== What to do ==
Each record below should be output verbatim, without pictures.

┌─ Material shown

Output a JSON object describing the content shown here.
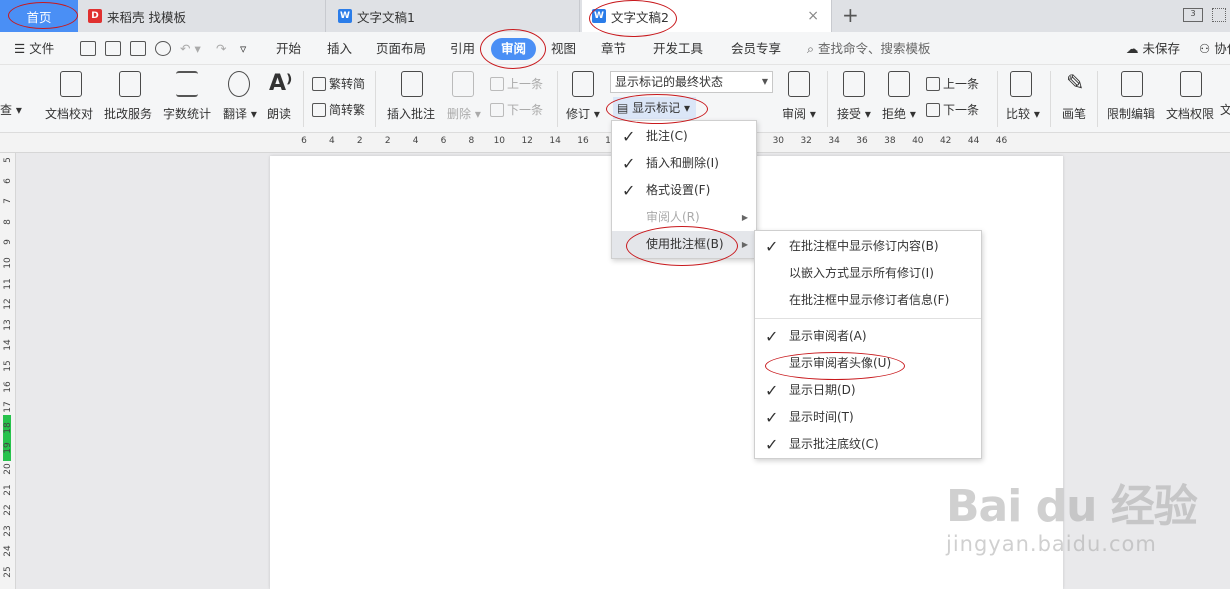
{
  "tabs": {
    "home": "首页",
    "template": "来稻壳 找模板",
    "doc1": "文字文稿1",
    "doc2": "文字文稿2",
    "close": "×",
    "plus": "+",
    "win_badge": "3"
  },
  "menubar": {
    "file": "文件",
    "items": [
      "开始",
      "插入",
      "页面布局",
      "引用",
      "审阅",
      "视图",
      "章节",
      "开发工具",
      "会员专享"
    ],
    "active": "审阅",
    "search": "查找命令、搜索模板",
    "unsaved": "未保存",
    "collab": "协作"
  },
  "ribbon": {
    "check": "查",
    "proofread": "文档校对",
    "correction": "批改服务",
    "wordcount": "字数统计",
    "translate": "翻译",
    "read_aloud": "朗读",
    "trad_to_simp": "繁转简",
    "simp_to_trad": "简转繁",
    "insert_comment": "插入批注",
    "delete": "删除",
    "prev_comment": "上一条",
    "next_comment": "下一条",
    "track": "修订",
    "final_state": "显示标记的最终状态",
    "show_markup": "显示标记",
    "review": "审阅",
    "accept": "接受",
    "reject": "拒绝",
    "prev": "上一条",
    "next": "下一条",
    "compare": "比较",
    "pen": "画笔",
    "restrict": "限制编辑",
    "permission": "文档权限",
    "more": "文"
  },
  "ruler": {
    "h_ticks": [
      "6",
      "4",
      "2",
      "2",
      "4",
      "6",
      "8",
      "10",
      "12",
      "14",
      "16",
      "18",
      "20",
      "22",
      "24",
      "26",
      "28",
      "30",
      "32",
      "34",
      "36",
      "38",
      "40",
      "42",
      "44",
      "46"
    ],
    "v_ticks": [
      "5",
      "6",
      "7",
      "8",
      "9",
      "10",
      "11",
      "12",
      "13",
      "14",
      "15",
      "16",
      "17",
      "18",
      "19",
      "20",
      "21",
      "22",
      "23",
      "24",
      "25"
    ]
  },
  "show_markup_menu": [
    {
      "label": "批注(C)",
      "checked": true
    },
    {
      "label": "插入和删除(I)",
      "checked": true
    },
    {
      "label": "格式设置(F)",
      "checked": true
    },
    {
      "label": "审阅人(R)",
      "checked": false,
      "disabled": true,
      "submenu": true
    },
    {
      "label": "使用批注框(B)",
      "checked": false,
      "submenu": true,
      "highlighted": true
    }
  ],
  "balloon_menu": [
    {
      "label": "在批注框中显示修订内容(B)",
      "checked": true
    },
    {
      "label": "以嵌入方式显示所有修订(I)",
      "checked": false
    },
    {
      "label": "在批注框中显示修订者信息(F)",
      "checked": false
    },
    {
      "label": "显示审阅者(A)",
      "checked": true
    },
    {
      "label": "显示审阅者头像(U)",
      "checked": false
    },
    {
      "label": "显示日期(D)",
      "checked": true
    },
    {
      "label": "显示时间(T)",
      "checked": true
    },
    {
      "label": "显示批注底纹(C)",
      "checked": true
    }
  ],
  "watermark": {
    "logo": "Bai du 经验",
    "url": "jingyan.baidu.com"
  },
  "colors": {
    "accent": "#4a8ff5",
    "annotation": "#c8191d",
    "green_marker": "#27c24c"
  }
}
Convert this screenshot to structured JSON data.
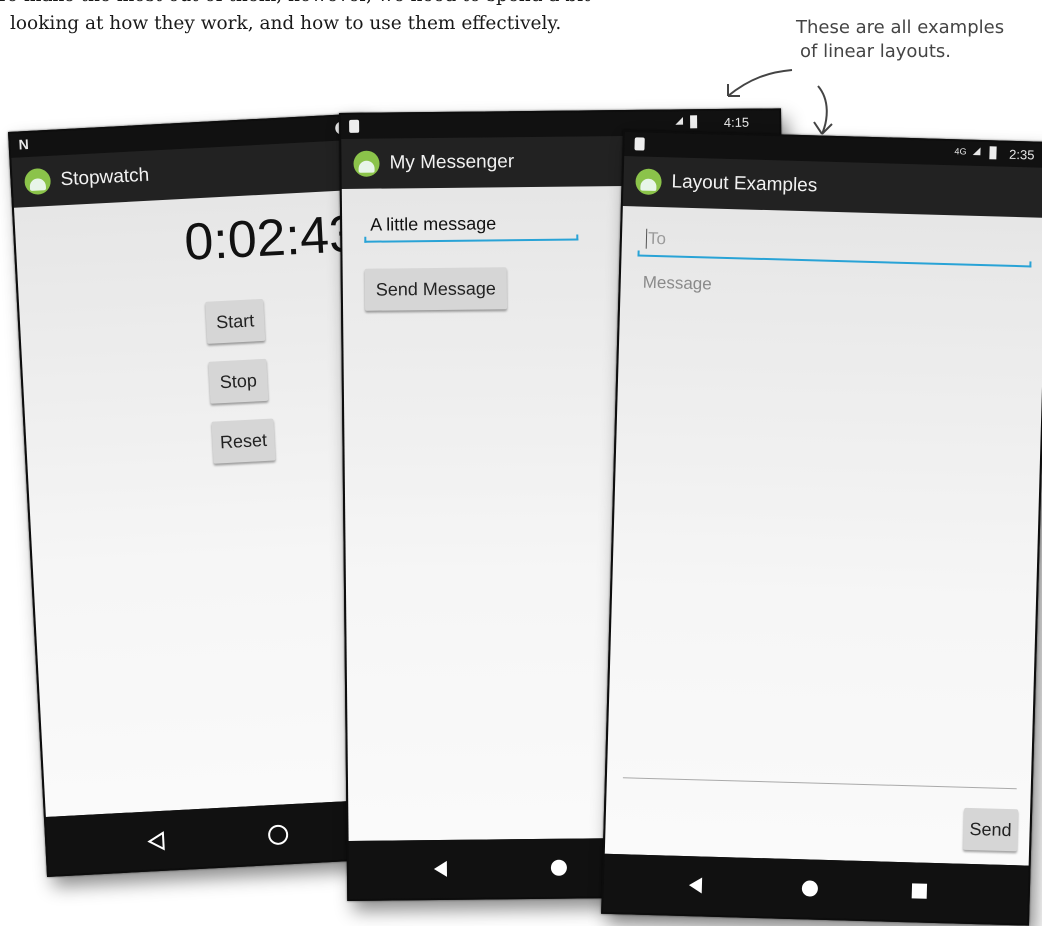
{
  "intro": {
    "line1": "To make the most out of them, however, we need to spend a bit",
    "line2": "looking at how they work, and how to use them effectively."
  },
  "annotation": {
    "line1": "These are all examples",
    "line2": "of linear layouts."
  },
  "colors": {
    "accent": "#29a3d6",
    "button": "#d6d6d6",
    "appbar": "#222222",
    "statusbar": "#111111"
  },
  "stopwatch": {
    "title": "Stopwatch",
    "status_icon": "notification-n-icon",
    "time": "0:02:43",
    "buttons": [
      "Start",
      "Stop",
      "Reset"
    ],
    "nav_icons": [
      "back-icon",
      "home-icon"
    ]
  },
  "messenger": {
    "status_time": "4:15",
    "title": "My Messenger",
    "input_value": "A little message",
    "send_label": "Send Message",
    "nav_icons": [
      "back-icon",
      "home-icon"
    ]
  },
  "layout_examples": {
    "status_time": "2:35",
    "network": "4G",
    "title": "Layout Examples",
    "to_placeholder": "To",
    "message_placeholder": "Message",
    "send_label": "Send",
    "nav_icons": [
      "back-icon",
      "home-icon",
      "recents-icon"
    ]
  }
}
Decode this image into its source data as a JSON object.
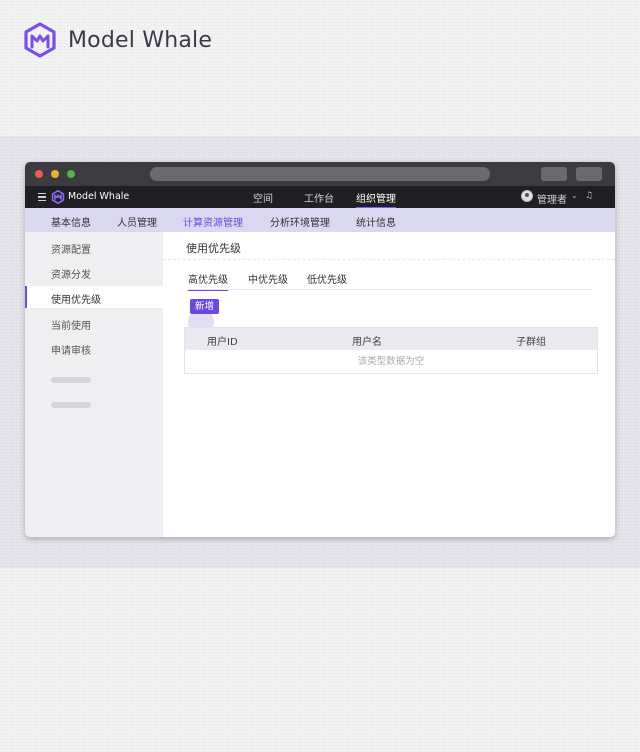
{
  "brand": {
    "name": "Model Whale"
  },
  "top_nav": {
    "brand": "Model Whale",
    "items": [
      {
        "label": "空间"
      },
      {
        "label": "工作台"
      },
      {
        "label": "组织管理",
        "active": true
      }
    ],
    "user": "管理者"
  },
  "sub_nav": {
    "items": [
      {
        "label": "基本信息"
      },
      {
        "label": "人员管理"
      },
      {
        "label": "计算资源管理",
        "active": true
      },
      {
        "label": "分析环境管理"
      },
      {
        "label": "统计信息"
      }
    ]
  },
  "sidebar": {
    "items": [
      {
        "label": "资源配置"
      },
      {
        "label": "资源分发"
      },
      {
        "label": "使用优先级",
        "active": true
      },
      {
        "label": "当前使用"
      },
      {
        "label": "申请审核"
      }
    ]
  },
  "main": {
    "title": "使用优先级",
    "tabs": [
      {
        "label": "高优先级",
        "active": true
      },
      {
        "label": "中优先级"
      },
      {
        "label": "低优先级"
      }
    ],
    "add_button": "新增",
    "table": {
      "columns": [
        "用户ID",
        "用户名",
        "子群组"
      ],
      "empty_text": "该类型数据为空"
    }
  },
  "colors": {
    "accent": "#6a48e8",
    "subnav_bg": "#dad8f0",
    "topnav_bg": "#1f1f24"
  }
}
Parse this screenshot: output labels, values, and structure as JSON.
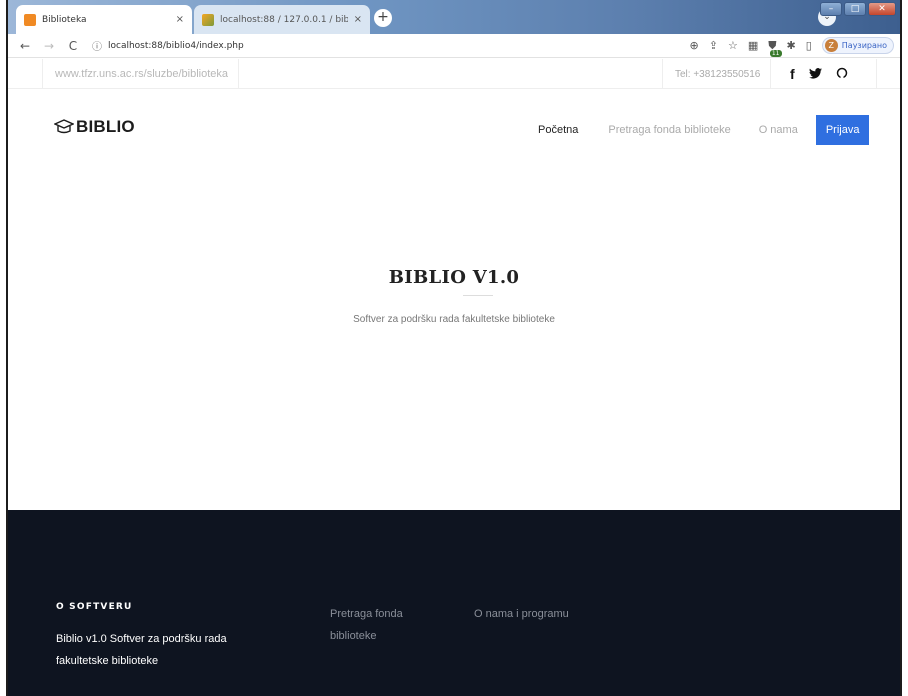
{
  "browser": {
    "tabs": [
      {
        "title": "Biblioteka",
        "close": "×"
      },
      {
        "title": "localhost:88 / 127.0.0.1 / biblio /",
        "close": "×"
      }
    ],
    "new_tab": "+",
    "url": "localhost:88/biblio4/index.php",
    "profile_chip": "Паузирано",
    "profile_initial": "Z",
    "extension_badge": "11"
  },
  "topbar": {
    "site": "www.tfzr.uns.ac.rs/sluzbe/biblioteka",
    "tel": "Tel: +38123550516",
    "social": [
      "facebook-icon",
      "twitter-icon",
      "github-icon"
    ]
  },
  "header": {
    "logo_text": "BIBLIO",
    "menu": {
      "home": "Početna",
      "search": "Pretraga fonda biblioteke",
      "about": "O nama",
      "login": "Prijava"
    }
  },
  "hero": {
    "title": "BIBLIO V1.0",
    "subtitle": "Softver za podršku rada fakultetske biblioteke"
  },
  "footer": {
    "heading": "O SOFTVERU",
    "description": "Biblio v1.0 Softver za podršku rada fakultetske biblioteke",
    "link_search": "Pretraga fonda biblioteke",
    "link_about": "O nama i programu"
  },
  "colors": {
    "accent": "#2f6fe0",
    "footer_bg": "#0e1420"
  }
}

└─

== Solution to the problem ==
Output a JSON object describing the content shown here.
{
  "tabs": {
    "home": "首页",
    "template": "来稻壳 找模板",
    "doc1": "文字文稿1",
    "doc2": "文字文稿2",
    "close": "×",
    "plus": "+",
    "win_badge": "3"
  },
  "menubar": {
    "file": "文件",
    "items": [
      "开始",
      "插入",
      "页面布局",
      "引用",
      "审阅",
      "视图",
      "章节",
      "开发工具",
      "会员专享"
    ],
    "active": "审阅",
    "search": "查找命令、搜索模板",
    "unsaved": "未保存",
    "collab": "协作"
  },
  "ribbon": {
    "check": "查",
    "proofread": "文档校对",
    "correction": "批改服务",
    "wordcount": "字数统计",
    "translate": "翻译",
    "read_aloud": "朗读",
    "trad_to_simp": "繁转简",
    "simp_to_trad": "简转繁",
    "insert_comment": "插入批注",
    "delete": "删除",
    "prev_comment": "上一条",
    "next_comment": "下一条",
    "track": "修订",
    "final_state": "显示标记的最终状态",
    "show_markup": "显示标记",
    "review": "审阅",
    "accept": "接受",
    "reject": "拒绝",
    "prev": "上一条",
    "next": "下一条",
    "compare": "比较",
    "pen": "画笔",
    "restrict": "限制编辑",
    "permission": "文档权限",
    "more": "文"
  },
  "ruler": {
    "h_ticks": [
      "6",
      "4",
      "2",
      "2",
      "4",
      "6",
      "8",
      "10",
      "12",
      "14",
      "16",
      "18",
      "20",
      "22",
      "24",
      "26",
      "28",
      "30",
      "32",
      "34",
      "36",
      "38",
      "40",
      "42",
      "44",
      "46"
    ],
    "v_ticks": [
      "5",
      "6",
      "7",
      "8",
      "9",
      "10",
      "11",
      "12",
      "13",
      "14",
      "15",
      "16",
      "17",
      "18",
      "19",
      "20",
      "21",
      "22",
      "23",
      "24",
      "25"
    ]
  },
  "show_markup_menu": [
    {
      "label": "批注(C)",
      "checked": true
    },
    {
      "label": "插入和删除(I)",
      "checked": true
    },
    {
      "label": "格式设置(F)",
      "checked": true
    },
    {
      "label": "审阅人(R)",
      "checked": false,
      "disabled": true,
      "submenu": true
    },
    {
      "label": "使用批注框(B)",
      "checked": false,
      "submenu": true,
      "highlighted": true
    }
  ],
  "balloon_menu": [
    {
      "label": "在批注框中显示修订内容(B)",
      "checked": true
    },
    {
      "label": "以嵌入方式显示所有修订(I)",
      "checked": false
    },
    {
      "label": "在批注框中显示修订者信息(F)",
      "checked": false
    },
    {
      "label": "显示审阅者(A)",
      "checked": true
    },
    {
      "label": "显示审阅者头像(U)",
      "checked": false
    },
    {
      "label": "显示日期(D)",
      "checked": true
    },
    {
      "label": "显示时间(T)",
      "checked": true
    },
    {
      "label": "显示批注底纹(C)",
      "checked": true
    }
  ],
  "watermark": {
    "logo": "Bai du 经验",
    "url": "jingyan.baidu.com"
  },
  "colors": {
    "accent": "#4a8ff5",
    "annotation": "#c8191d",
    "green_marker": "#27c24c"
  }
}
Convert this screenshot to structured JSON data.
{
  "intro": {
    "line1": "To make the most out of them, however, we need to spend a bit",
    "line2": "looking at how they work, and how to use them effectively."
  },
  "annotation": {
    "line1": "These are all examples",
    "line2": "of linear layouts."
  },
  "colors": {
    "accent": "#29a3d6",
    "button": "#d6d6d6",
    "appbar": "#222222",
    "statusbar": "#111111"
  },
  "stopwatch": {
    "title": "Stopwatch",
    "status_icon": "notification-n-icon",
    "time": "0:02:43",
    "buttons": [
      "Start",
      "Stop",
      "Reset"
    ],
    "nav_icons": [
      "back-icon",
      "home-icon"
    ]
  },
  "messenger": {
    "status_time": "4:15",
    "title": "My Messenger",
    "input_value": "A little message",
    "send_label": "Send Message",
    "nav_icons": [
      "back-icon",
      "home-icon"
    ]
  },
  "layout_examples": {
    "status_time": "2:35",
    "network": "4G",
    "title": "Layout Examples",
    "to_placeholder": "To",
    "message_placeholder": "Message",
    "send_label": "Send",
    "nav_icons": [
      "back-icon",
      "home-icon",
      "recents-icon"
    ]
  }
}
Decode this image into its source data as a JSON object.
{
  "brand": {
    "name": "Model Whale"
  },
  "top_nav": {
    "brand": "Model Whale",
    "items": [
      {
        "label": "空间"
      },
      {
        "label": "工作台"
      },
      {
        "label": "组织管理",
        "active": true
      }
    ],
    "user": "管理者"
  },
  "sub_nav": {
    "items": [
      {
        "label": "基本信息"
      },
      {
        "label": "人员管理"
      },
      {
        "label": "计算资源管理",
        "active": true
      },
      {
        "label": "分析环境管理"
      },
      {
        "label": "统计信息"
      }
    ]
  },
  "sidebar": {
    "items": [
      {
        "label": "资源配置"
      },
      {
        "label": "资源分发"
      },
      {
        "label": "使用优先级",
        "active": true
      },
      {
        "label": "当前使用"
      },
      {
        "label": "申请审核"
      }
    ]
  },
  "main": {
    "title": "使用优先级",
    "tabs": [
      {
        "label": "高优先级",
        "active": true
      },
      {
        "label": "中优先级"
      },
      {
        "label": "低优先级"
      }
    ],
    "add_button": "新增",
    "table": {
      "columns": [
        "用户ID",
        "用户名",
        "子群组"
      ],
      "empty_text": "该类型数据为空"
    }
  },
  "colors": {
    "accent": "#6a48e8",
    "subnav_bg": "#dad8f0",
    "topnav_bg": "#1f1f24"
  }
}
Parse this screenshot: output labels, values, and structure as JSON.
{
  "browser": {
    "tabs": [
      {
        "title": "Biblioteka",
        "close": "×"
      },
      {
        "title": "localhost:88 / 127.0.0.1 / biblio /",
        "close": "×"
      }
    ],
    "new_tab": "+",
    "url": "localhost:88/biblio4/index.php",
    "profile_chip": "Паузирано",
    "profile_initial": "Z",
    "extension_badge": "11"
  },
  "topbar": {
    "site": "www.tfzr.uns.ac.rs/sluzbe/biblioteka",
    "tel": "Tel: +38123550516",
    "social": [
      "facebook-icon",
      "twitter-icon",
      "github-icon"
    ]
  },
  "header": {
    "logo_text": "BIBLIO",
    "menu": {
      "home": "Početna",
      "search": "Pretraga fonda biblioteke",
      "about": "O nama",
      "login": "Prijava"
    }
  },
  "hero": {
    "title": "BIBLIO V1.0",
    "subtitle": "Softver za podršku rada fakultetske biblioteke"
  },
  "footer": {
    "heading": "O SOFTVERU",
    "description": "Biblio v1.0 Softver za podršku rada fakultetske biblioteke",
    "link_search": "Pretraga fonda biblioteke",
    "link_about": "O nama i programu"
  },
  "colors": {
    "accent": "#2f6fe0",
    "footer_bg": "#0e1420"
  }
}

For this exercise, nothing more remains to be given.